|| Just what you need to know!
Basic Facts about the Yoga Posture (Asana)
The Half Lotus Posture (whose original Indian name is Ardha Padmasana or Ardha Kamalasana) in Yoga is suitable for meditation (Dhyana).
Note that Ardha means Half, whereas Padma or Kamala means Lotus. The posture gets its name because the person performing it resembles a Lotus. The Half Lotus Posture is an intermediate pose for beginners who cannot sit comfortably in the Lotus Posture (Padmasana). Yoga beginners can practice the Half Lotus Posture initially, and switch to the Lotus Posture later.
- Sit on the ground with your head and spine erect without drooping your shoulders. Extend your legs forward such that your knees and heels are placed together. Bend your right leg at the knee and get the bent knee toward your chest. Keep your calf touching the thigh and place the bent knee toward the floor. Hold your right foot heel with the right hand and the toe with the left hand and bring the right foot over the left thigh with the sole facing upward. Keep the other leg straight.
- After attaining this position, bend your left leg and place it under your right leg such that your left sole is under the right thigh.
- Touch the thumb of each hand to the index finger at the tips to form a circle. Ensure that the other three fingers are straight. Rest your left hand on your left knee and your right hand on your right knee with the palms facing upwards. Keep your arms straight at the elbows. This hand position is called Jnana Mudra (Knowledge Hand Gesture) because it signifies the knowledge of connecting the Individual Soul (Atma) with the Supreme Soul (Paramatma).

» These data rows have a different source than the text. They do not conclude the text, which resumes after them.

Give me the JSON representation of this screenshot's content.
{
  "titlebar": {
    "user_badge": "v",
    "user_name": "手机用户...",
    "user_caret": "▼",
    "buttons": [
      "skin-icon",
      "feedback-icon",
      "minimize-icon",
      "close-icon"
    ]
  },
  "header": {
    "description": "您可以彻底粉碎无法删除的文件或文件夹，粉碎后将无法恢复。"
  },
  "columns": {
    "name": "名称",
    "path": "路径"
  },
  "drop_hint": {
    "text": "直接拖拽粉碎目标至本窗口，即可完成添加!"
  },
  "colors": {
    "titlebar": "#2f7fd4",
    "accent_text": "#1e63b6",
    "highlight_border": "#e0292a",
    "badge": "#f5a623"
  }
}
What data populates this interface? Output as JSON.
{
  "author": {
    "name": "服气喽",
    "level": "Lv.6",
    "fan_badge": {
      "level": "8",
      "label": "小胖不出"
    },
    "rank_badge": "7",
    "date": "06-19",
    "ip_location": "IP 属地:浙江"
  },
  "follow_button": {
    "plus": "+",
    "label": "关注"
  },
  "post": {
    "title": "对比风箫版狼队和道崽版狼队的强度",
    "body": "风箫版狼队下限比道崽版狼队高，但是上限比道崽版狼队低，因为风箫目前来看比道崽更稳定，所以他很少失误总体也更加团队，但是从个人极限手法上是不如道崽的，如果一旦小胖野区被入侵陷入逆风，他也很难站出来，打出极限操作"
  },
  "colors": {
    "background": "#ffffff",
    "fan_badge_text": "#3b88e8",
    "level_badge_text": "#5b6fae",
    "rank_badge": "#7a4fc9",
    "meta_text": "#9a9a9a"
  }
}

- Remain in this final posture with your eyes closed for about 1-2 minutes (in the early stages) or your breakpoint*. Repeat the above steps except that you swap the position of the legs by placing your left foot over the right thigh to begin with. This will ensure that both legs are built uniformly.
Tips and Comments
- Step 1 forms a pose called Preliminary Half Lotus Posture (Purva Ardha Padmasana) which is a preparatory exercise for Ardha Padmasana. In the early stages, you may experience pain in the knees and may be able to place only one foot comfortably on the thigh. Therefore, you may wish to skip Step 2. Regular practice will make the process of placing the second foot easier. Beginners with rigid knees and/or ankles should proceed with care.
- The Half Lotus Posture (Ardha Padmasana) itself is a preparatory exercise for the Lotus Posture (Padmasana).
- In Step 3, the hands were positioned in Jnana Mudra (Knowledge Hand Gesture). They may be alternatively positioned in Dhyana / Padma Mudra (Meditation / Lotus Hand Gesture) or Drona Mudra (Bowl Hand Gesture) as described below.
- Bend your arms at the elbows and place your hands below your navel on your lap. Keep the palms (a little cupped and with extended fingers) one on top of the other (usually, right palm on the left palm). The thumbs may either be straight or touch at the tips to form a triangle. This hand position is called Dhyana Mudra (Meditation Hand Gesture) because it is the hand posture recommended for meditation, or Padma Mudra (Lotus Hand Gesture ) because it looks like the lotus petals.
- Rest your left palm on your left knee and your right palm on your right knee with the cupped palms facing downwards. Keep your arms straight at the elbows. This hand position is called Drona Mudra (Bowl Hand Gesture) because the palm is shaped like a bowl (Drona) covering your knees.
- *Breakpoint is the time upto which you can comfortably remain in a yoga posture. It varies from individual to individual depending on one's fitness, age and will power.
Potential Benefits of the Yoga Posture (Asana)
- The Half Lotus Posture (Ardha Padmasana) helps reduce excess fat in the body especially in the abdominal region. It aids in better functioning of the digestive and excretory systems.
- The yoga posture assists in the cure of pain in the knees, ankles, and back. Its practice helps those suffering from insomnia and asthma.
- The yoga posture keeps the mind focused because it requires one to sit upright. It is a posture often suggested for practicing Breath Control (Pranayama), Concentration (Dharana), Meditation (Dhyana) and Self-realization (Samadhi).
Disclaimer : Syvum makes no representations or warranties of any kind, express or implied, as to the correctness of the content as well as the accuracy and use of the information regarding the practice of Yoga. It is strongly advised that you consult your physician before engaging in any physical activities. The information herein is not intended to substitute professional medical opinion or qualified Yoga instructors' opinion. To the full extent permissible by applicable law, Syvum disclaims all warranties, express or implied, including but not limited to, implied warranties and fitness for a particular purpose. Syvum will not be liable for any damages of any kind arising from the use of the information regarding the practice of Yoga, including but not limited to direct, indirect, incidental, punitive and consequential damages.